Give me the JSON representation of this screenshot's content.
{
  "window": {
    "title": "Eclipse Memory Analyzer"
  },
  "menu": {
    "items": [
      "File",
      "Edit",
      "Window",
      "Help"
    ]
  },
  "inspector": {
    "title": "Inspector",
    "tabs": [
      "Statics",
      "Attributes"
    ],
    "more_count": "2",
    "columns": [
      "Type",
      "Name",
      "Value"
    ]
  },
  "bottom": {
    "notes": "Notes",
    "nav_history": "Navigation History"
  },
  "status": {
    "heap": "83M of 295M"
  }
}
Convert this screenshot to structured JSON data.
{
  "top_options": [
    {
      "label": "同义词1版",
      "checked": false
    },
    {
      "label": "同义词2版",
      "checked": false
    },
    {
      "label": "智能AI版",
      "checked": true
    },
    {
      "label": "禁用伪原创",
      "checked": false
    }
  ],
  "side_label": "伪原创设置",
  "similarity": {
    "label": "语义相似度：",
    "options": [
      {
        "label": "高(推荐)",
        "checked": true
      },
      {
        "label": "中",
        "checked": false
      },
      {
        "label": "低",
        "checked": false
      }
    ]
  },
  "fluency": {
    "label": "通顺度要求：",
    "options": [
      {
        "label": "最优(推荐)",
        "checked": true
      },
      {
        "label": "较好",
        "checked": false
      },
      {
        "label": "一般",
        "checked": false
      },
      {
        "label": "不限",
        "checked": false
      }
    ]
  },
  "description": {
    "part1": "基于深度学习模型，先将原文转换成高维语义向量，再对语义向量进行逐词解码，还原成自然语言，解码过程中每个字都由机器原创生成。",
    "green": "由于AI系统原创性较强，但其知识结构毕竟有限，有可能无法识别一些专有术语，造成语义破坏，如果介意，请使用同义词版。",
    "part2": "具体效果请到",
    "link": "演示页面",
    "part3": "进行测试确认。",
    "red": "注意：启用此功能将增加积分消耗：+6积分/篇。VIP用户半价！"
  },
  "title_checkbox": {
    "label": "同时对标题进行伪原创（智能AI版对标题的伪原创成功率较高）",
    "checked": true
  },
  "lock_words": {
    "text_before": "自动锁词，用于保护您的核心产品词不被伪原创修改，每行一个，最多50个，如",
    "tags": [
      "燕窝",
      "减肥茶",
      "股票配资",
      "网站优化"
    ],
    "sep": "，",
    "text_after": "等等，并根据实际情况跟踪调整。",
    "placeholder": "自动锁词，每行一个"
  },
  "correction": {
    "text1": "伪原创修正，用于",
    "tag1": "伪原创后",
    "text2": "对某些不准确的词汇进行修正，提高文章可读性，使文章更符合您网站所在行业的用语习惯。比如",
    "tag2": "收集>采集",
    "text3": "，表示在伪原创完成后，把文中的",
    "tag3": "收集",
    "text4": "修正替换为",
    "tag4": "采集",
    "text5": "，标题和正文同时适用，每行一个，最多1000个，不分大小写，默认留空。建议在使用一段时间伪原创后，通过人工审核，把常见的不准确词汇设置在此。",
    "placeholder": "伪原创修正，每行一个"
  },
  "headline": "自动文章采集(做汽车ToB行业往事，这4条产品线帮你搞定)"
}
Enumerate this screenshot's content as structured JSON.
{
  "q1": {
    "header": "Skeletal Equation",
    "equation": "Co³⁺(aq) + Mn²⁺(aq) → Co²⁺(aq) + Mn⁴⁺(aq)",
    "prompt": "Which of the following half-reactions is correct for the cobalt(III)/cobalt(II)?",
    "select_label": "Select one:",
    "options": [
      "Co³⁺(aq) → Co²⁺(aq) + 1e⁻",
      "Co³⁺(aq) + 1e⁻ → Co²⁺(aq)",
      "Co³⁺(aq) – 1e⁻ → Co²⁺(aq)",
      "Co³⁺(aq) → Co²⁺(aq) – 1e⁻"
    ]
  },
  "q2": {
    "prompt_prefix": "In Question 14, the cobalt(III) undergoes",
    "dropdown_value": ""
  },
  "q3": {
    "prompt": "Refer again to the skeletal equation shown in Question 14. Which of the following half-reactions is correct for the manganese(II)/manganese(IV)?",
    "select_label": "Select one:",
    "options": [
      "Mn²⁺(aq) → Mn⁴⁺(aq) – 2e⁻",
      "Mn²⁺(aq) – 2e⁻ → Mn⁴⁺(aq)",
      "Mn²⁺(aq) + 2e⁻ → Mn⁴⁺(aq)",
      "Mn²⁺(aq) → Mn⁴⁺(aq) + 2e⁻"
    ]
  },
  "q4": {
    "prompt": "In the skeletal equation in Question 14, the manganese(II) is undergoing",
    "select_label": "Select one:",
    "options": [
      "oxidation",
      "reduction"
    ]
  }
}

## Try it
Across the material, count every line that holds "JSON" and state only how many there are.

## Reply
3